However, the fact that some EAs believe certain things about AI is not the only, nor the main, nor even a major component of the evidence and argument available. You can look at the arguments those people make, and the real world evidence they point to. This is so much stronger than just looking at their final beliefs that it basically makes it irrelevant. Say you go outside and the sun is out, the sky is clear, and there's a pleasantly cool breeze, and you bump into the world's most upbeat and optimistic man, who says "We're having lovely weather today". If you reason that this man's thought process is heavily biased and he's the kind of person who's likely to say the weather is nicer than it is, and therefore you're suspicious of his claim that the weather is nice, I'd say you're making some kind of mistake.
This sounds like a really useful thing to make!
Do you think there would be value in using the latest language models to do semantic search over this set of (F)AQs, so people can easily see if a question similar to theirs has already been answered? I ask because I'm thinking of doing this for AI Safety questions, in which case it probably wouldn't be far out of my way to do it for librarian questions as well.

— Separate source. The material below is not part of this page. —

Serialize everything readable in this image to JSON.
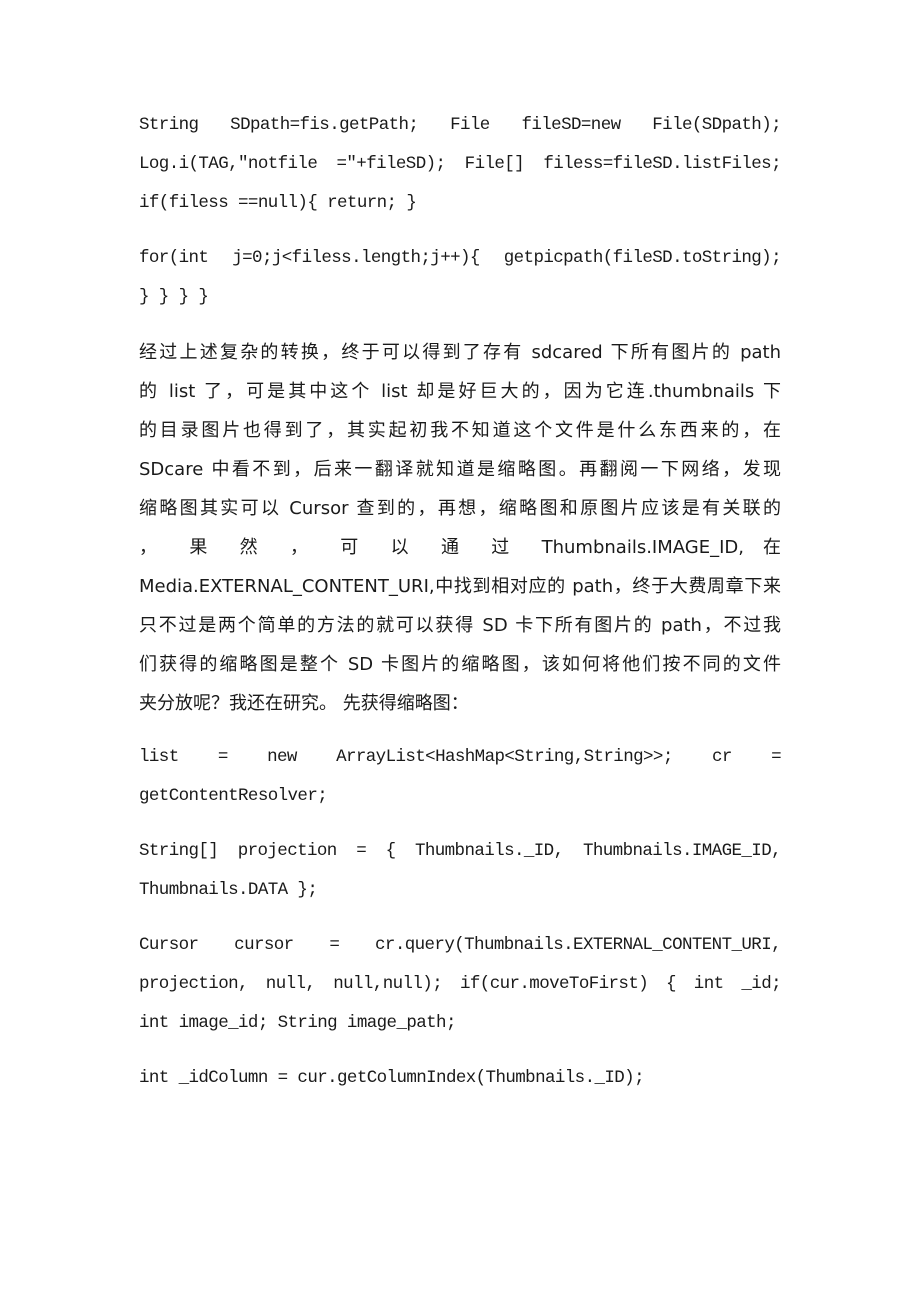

I see several comments here expressing an idea like "Perhaps engaging writing is better, but is it worth the extra effort?", and I just don't think that that trade-off is actually real for most people. I think a more conversational and engaging style is quicker and easier to write than the slightly more formal and serious tone which is now the norm.
Really good, polished, highly engaging writing may be more work, but on the margin I think there's a direction we can move that is downhill from here on both effort and boringness.
The S-Process is fascinating to me! Do you know of any proper write-ups of how it works? I'm especially interested in code or pseudocode, as I might want to try applying something similar to one of my projects
But where's the podcast's URL? All I can find is a Spotify link.
Edit: I was able to track it down, here it is
A minor point, but I think this overestimates the extent to which a small number of people with an EA mindset can help in crowded cause areas that lack such people. Like, I don't think PETA's problem is that there's nobody there talking about impact and effectiveness. Or rather, that is their problem, but adding a few people to do that wouldn't help much, because they wouldn't be listened to. The existing internal political structures and discourse norms of these spaces aren't going to let these ideas gain traction, so while EAs in these areas might be able to be more individually effective than non-EAs, I think it's mostly going to be limited to projects they can do more or less on their own, without much support from the wider community of people working in the area.